These 5 forces that affect your competitive strength can then be defined as follows:
  • The threat of entry of new competitors - your strength is affected by the facility of other companies to enter your market as based on:

- economies of scale

- initial investment and fixed costs

- brand loyalty

- close customer relations

- switching costs for customers

- ease of customers to change provider

- the relative price for performance of substitutes

- ease of access to distribution channels

- learning curve advantages

- expected retaliation by competitors

- government action to new entries

  • The threat of substitute products - your strength is affected by how easily available are there any other substitutes or complementary products that have either lower prices or better performance. This is determined by factors such as:

- price performance of substitutes

- buyer switching costs

- perceived level of product differentiation

- close customer relationships

- current trends

  • The competitive rivalry - this force is many times determinant to define the industry competitiveness as high competitive pressure can result in changes in prices, margins and innovation for each individual company and for the overall industry. To determine the competitive rivalry the following should be analysed:

- number of competitors

- industry growth rate

- players strategies

- product differentiation

- barriers for exit

  • The Bargaining power of suppliers - company suppliers may have a source of power over the company depending on how dependent the companies are from their suppliers. To analyse this force should be considered:

- number of available suppliers

- switching costs from one supplier to another

- threat of forward integration by suppliers

- presence of substitute inputs

- cost of inputs relative to the selling price of the product
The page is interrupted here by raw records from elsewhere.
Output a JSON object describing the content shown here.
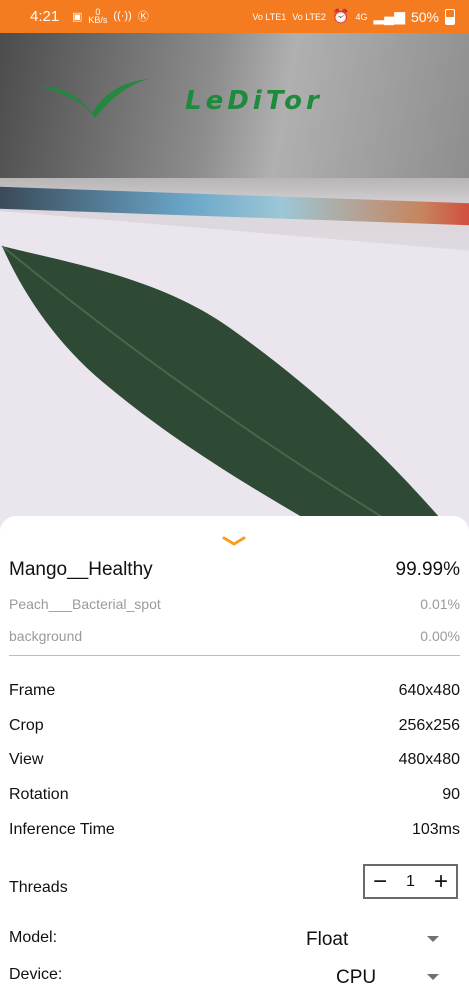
{
  "status_bar": {
    "time": "4:21",
    "data_rate": "0",
    "data_unit": "KB/s",
    "volte1": "Vo LTE1",
    "volte2": "Vo LTE2",
    "network": "4G",
    "battery": "50%"
  },
  "camera": {
    "logo_text": "LeDiTor",
    "logo_color": "#1e8a3b"
  },
  "results": [
    {
      "label": "Mango__Healthy",
      "value": "99.99%"
    },
    {
      "label": "Peach___Bacterial_spot",
      "value": "0.01%"
    },
    {
      "label": "background",
      "value": "0.00%"
    }
  ],
  "info": [
    {
      "label": "Frame",
      "value": "640x480"
    },
    {
      "label": "Crop",
      "value": "256x256"
    },
    {
      "label": "View",
      "value": "480x480"
    },
    {
      "label": "Rotation",
      "value": "90"
    },
    {
      "label": "Inference Time",
      "value": "103ms"
    }
  ],
  "threads": {
    "label": "Threads",
    "value": "1",
    "minus": "−",
    "plus": "+"
  },
  "model": {
    "label": "Model:",
    "value": "Float"
  },
  "device": {
    "label": "Device:",
    "value": "CPU"
  },
  "accent_color": "#f47b20"
}
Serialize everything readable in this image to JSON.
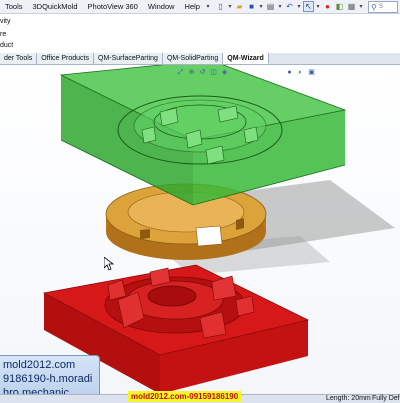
{
  "menu": {
    "items": [
      "Tools",
      "3DQuickMold",
      "PhotoView 360",
      "Window",
      "Help"
    ]
  },
  "search": {
    "value": "S"
  },
  "left_commands": [
    "vity",
    "re",
    "duct"
  ],
  "tabs": [
    "der Tools",
    "Office Products",
    "QM-SurfaceParting",
    "QM-SolidParting",
    "QM-Wizard"
  ],
  "active_tab": "QM-Wizard",
  "watermark": {
    "line1": "mold2012.com",
    "line2": "9186190-h.moradi",
    "line3": "hro.mechanic"
  },
  "status": {
    "watermark": "mold2012.com-09159186190",
    "length": "Length: 20mm",
    "defined": "Fully Defi"
  },
  "colors": {
    "cavity": "#3bbf3b",
    "core": "#d41414",
    "insert": "#d79a2c"
  },
  "icons": [
    "new-document-icon",
    "open-folder-icon",
    "save-icon",
    "print-icon",
    "undo-icon",
    "select-pointer-icon",
    "traffic-light-icon",
    "palette-icon",
    "options-icon",
    "search-icon"
  ]
}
  • The bargaining power of customers - this force will define how much customers can impose pressure on margins and volumes. To analyse this, the following factors should be considered:

- cost of switching between product providers to the buyer

- the product's ability/ease to be replaced

- how strategically important is the product to the buyer

- possibility for the customer integrating backwards

- buyer concentration to firm concentration ratio

- bargaining leverage

- buyer information availability

Th Porter’s Five Forces model can be illustrated as below:

Each force should be analysed individually as only by identifying the strength and direction of each one, you can assess the strength of your company’s position and its ability to make a sustained profit within the industry.
To clarify how this can be done let’s look at an example:
“John Smith is tired of the high demands of his job at a financial firm in the City of London and is looking to start up a more relaxed business as an Internet cafe owner. To understand the potential benefits of entering this market he decides to make a Porter five forces analysis and classifies each force with one or more “+” (if the force is in his favour), “-“ (if the force is against him) or “0” (if the force doesn’t affect him) signs depending on how strongly the forces influence his business competitive position in the market. The result follows:

Porter’s Five Forces Analysis – Internet Cafe

Click image to enlarge

After conducting the Porter’s Five Forces for his potential new Internet cafe business, John decided to stick to banking while he thinks about a new business to get involved.”